Sense needs to prevail as government considers new policies to limit the impact of the third Covid-19 wave in South Africa, says Business Leadership South Africa (BLSA) chief executive Busi Mavuso.
Citing the economic costs of South Africa’s last three ‘hard’ lockdowns, Mavuso said any additional restrictions being considered for South Africa’s third wave must focus on protecting both lives and livelihoods.
“We now have clearer insight into the impact of certain policies on the economy as well as the impact on health outcomes. Businesses have invested to be able to operate safely – the priority must be to set out safe operating protocols and let business get on with adapting to them.
“Bans, curfews and shutdowns are hugely damaging and have a questionable impact on public health. Let us get the balance right.”
Mavuso cited the alcohol industry which has faced four bans during the pandemic, most recently over Easter. The industry has calculated that it lost R36.3 billion from the first three bans alone.
“Unnecessary damage was caused by the fact that bans were open-ended, so the industry could not even plan for how long they would need to suspend operations for,” said Mavuso
“The industry-funded independent academics and researchers to assess the impact of these bans on hospital admissions, the purported point of the bans, and found that South Africa’s 60% reduction in trauma admissions was in line with others around the world which had no alcohol bans.
“In the UK the drop in trauma admissions was 57%, 62% in Ireland and 54% in the United States.”
Mavuso said that similar consideration should be given to other parts of South Africa’s economy which have received less attention but have also been decimated by the lockdowns.
“Statistics South Africa data show the number employed in the trade sector fell by 300,000 before the pandemic compared to the last quarter of last year,” she said.
“Most of those who lost jobs were women. This is a big part of the 1.3-million jobs we still have not recovered since the start of the pandemic.”
The latest National Income Dynamics Coronavirus Rapid Mobile Survey (NIDS-CRAM), released last week, also shows that the country’s second wave of infections and associated lockdown at the start of 2021 led to net job losses with significant labour market churn.
Between October 2020 and January 2021 there was still significant churning in the labour market with about one-fifth of those employed in October not employed in January, and about a fifth of those not employed in October finding work in January.
“These results indicate a worsening in employment and transition outcomes in response to the second wave of Covid-19 infections and the more stringent lockdown level, but that the declines in employment were relatively small compared to the effects of the initial Covid-19 April lockdown level 5,” the researchers said.
Government in talks
Health minister Dr Zweli Mkhize says that government will hold meetings this week to discuss further lockdown restrictions for South Africa.

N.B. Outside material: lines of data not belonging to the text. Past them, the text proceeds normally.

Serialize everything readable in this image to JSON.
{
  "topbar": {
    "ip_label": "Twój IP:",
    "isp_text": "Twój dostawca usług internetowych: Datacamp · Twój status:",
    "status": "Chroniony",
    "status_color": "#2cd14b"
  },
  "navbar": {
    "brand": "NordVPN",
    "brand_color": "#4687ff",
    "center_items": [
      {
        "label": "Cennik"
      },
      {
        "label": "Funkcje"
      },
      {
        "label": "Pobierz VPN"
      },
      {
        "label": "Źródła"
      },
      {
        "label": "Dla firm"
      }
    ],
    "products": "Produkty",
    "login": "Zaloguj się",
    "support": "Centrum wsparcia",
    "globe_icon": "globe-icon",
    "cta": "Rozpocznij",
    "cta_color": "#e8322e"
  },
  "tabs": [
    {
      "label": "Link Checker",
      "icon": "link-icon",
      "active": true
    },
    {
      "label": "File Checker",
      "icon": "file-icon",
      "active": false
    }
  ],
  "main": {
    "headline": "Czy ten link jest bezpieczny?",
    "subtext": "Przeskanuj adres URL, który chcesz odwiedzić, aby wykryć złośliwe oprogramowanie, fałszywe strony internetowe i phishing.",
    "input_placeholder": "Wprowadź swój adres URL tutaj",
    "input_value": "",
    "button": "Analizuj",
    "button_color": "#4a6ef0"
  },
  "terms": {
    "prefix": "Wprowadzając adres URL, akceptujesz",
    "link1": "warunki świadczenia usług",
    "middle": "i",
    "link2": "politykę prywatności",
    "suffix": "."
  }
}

In an SABC interview on Friday (14 May), Mkhize said that the country’s Covid-19 cases have surged this week and that provincial governments and hospitals have been warned to prepare for an influx in cases.
“We have had quite a lot of discussion about it and at some point we are going to have to start looking at additional restrictions which will have to be put in to try and reduce the numbers.
“That will come from discussions with the National Coronavirus Command Council (NCCC),” he said.
Mkhize said that his department will make recommendations around the size of gatherings as well as others measures that had been relaxed under the country’s current level 1 lockdown.
“The reality is that we all have to keep doing what we have been doing. (When) the numbers start rising up we have to start increasing the restrictions and when the numbers come down we have to keep things relaxed.
“We have to balance so that people have a life, can continue working and get to their places of work.”